GABORONE, Sept 23 (Reuters) – The Botswana government estimates that its economy will grow at a rate of 4.3% in 2022, according to a budget strategy document published on Thursday, as the country emerges from the pandemic and reaps benefit of higher commodity prices.
The document, presented by the Finance Ministry, estimated a GDP growth of 4.2% in 2023. The resource-rich country heavily relies on diamond mining, which account for a fifth of its GDP and more than two-thirds of its foreign exchange income. But its over-dependence became its biggest vulnerability when the coronavirus crisis crashed diamond prices and demand, forcing the economy to shrink by almost 8%. The prices have recovered now and ratings agency S&P last week revised its outlook to stable from negative, saying an economic rebound, supported by a strong diamond sector recovery, will lead to an improvement in fiscal and external performance over the next two years.
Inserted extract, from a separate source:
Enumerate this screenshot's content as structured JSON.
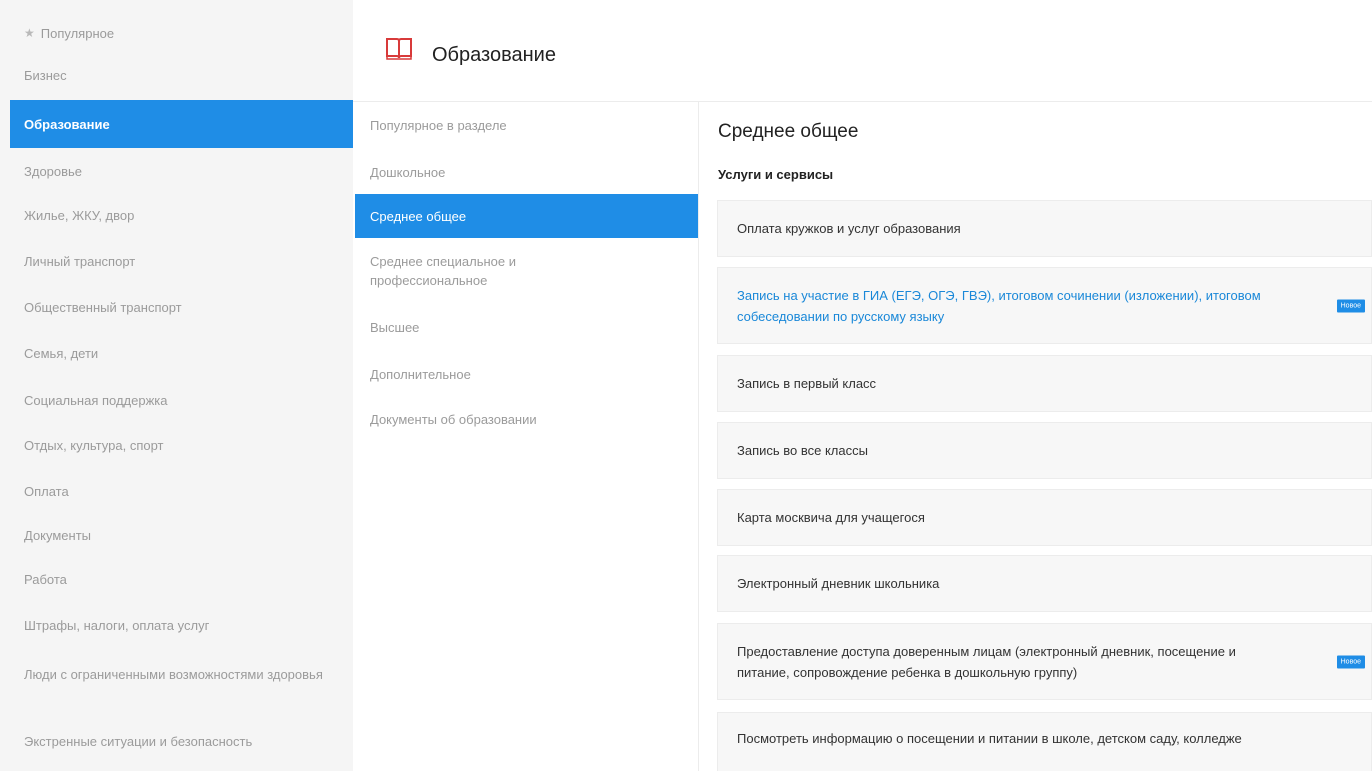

However, despite the higher GDP projection, Botswana expects its budget deficit to widen to 4% of GDP in 2022 from 3.7% in 2021, the document showed, adding that deficit financing will push public debt to 26.8% of the GDP in 2022 from 22.4% in 2021. It also revised down its 2021 mineral revenue forecast to 20.2 billion pulas ($1.81 billion) from 23.1 billion pulas, the document showed.
($1 = 11.1857 pulas)
S&P raises Botswana’s outlook to positive on diamond recovery
Global credit ratings agency, S&P on Thursday revised its view of the country’s outlook to stable from negative, citing stronger prospects for economic recovery.
In a statement, the agency said the recovery in the diamond sector would underpin the expected economic rebound. The country’s main diamond producer, Debswana reported production of 10.7 million carats for the first half of the year, 43% higher than the corresponding period last year. Other developments at Khoemacau and Minergy have also lifted prospects for a healthy economic bounce back led by mining.
“S&P expects economic recovery to be driven by the anticipated strong recovery in the diamond market which, in turn, should result in a substantial improvement in the domestic fiscal and external sectors’ performance over the next two years,” the ratings agency said.
S&P researchers also noted the country’s “robust and predictable” institutional and monetary policy frameworks, modest net general government debt levels and relatively strong net external position, in justifying their review of the outlook.
The credit ratings agency downgraded Botswana’s outlook to negative last September, citing higher pressures on Botswana’s economic, external and fiscal performance over the next two years. The agency said this was in light of COVID-19 and the impact on diamond exports.